Durham University union leaders have called for an inquiry into a timetabling "fiasco" that has frustrated and confused staff and students since the start of term.
Administrators were forced to pull the plug on a computerised timetabling regime shortly before students arrived for the new academic year, when the system produced numerous clashes in scheduled lectures and seminars.
The Association of University Teachers said this week that the problems had not been fully ironed out despite efforts to resolve them by reverting to a version of last year's timetable.
It is unclear whether the software used to generate the new timetable, rumoured to have cost about £100,000, is to blame, or whether it is due to human error.
John Ashworth, Durham AUT president and principal of St Aiden's College, has written to Sir Kenneth Calman, the vice-chancellor, calling for a public inquiry.
He said: "This has affected everyone across the university. There is no doubt that our members have been put to considerable disquiet and dismay."
A Durham academic, who did not want to be named, said: "It has been a complete fiasco.

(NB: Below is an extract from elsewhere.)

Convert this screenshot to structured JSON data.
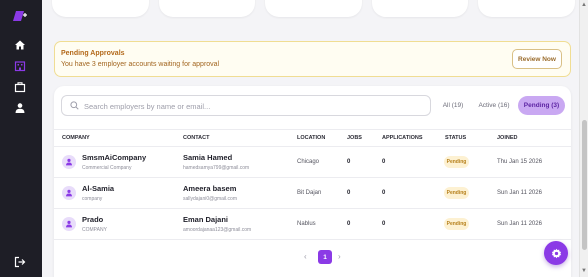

Not only have they got it wrong, they have not been very helpful in explaining what is happening."
A Durham spokesman said all staff had been kept informed of developments via email.
Nicola Parker, Durham's academic registrar, said: "This has been an extremely worrying situation for all concerned and I apologise to staff and students."
AUT leaders at Newcastle University, which has been using the same software, known as Syllabus Plus, said the only problems they had encountered were down to human error when staff workloads increased and they received insufficient support.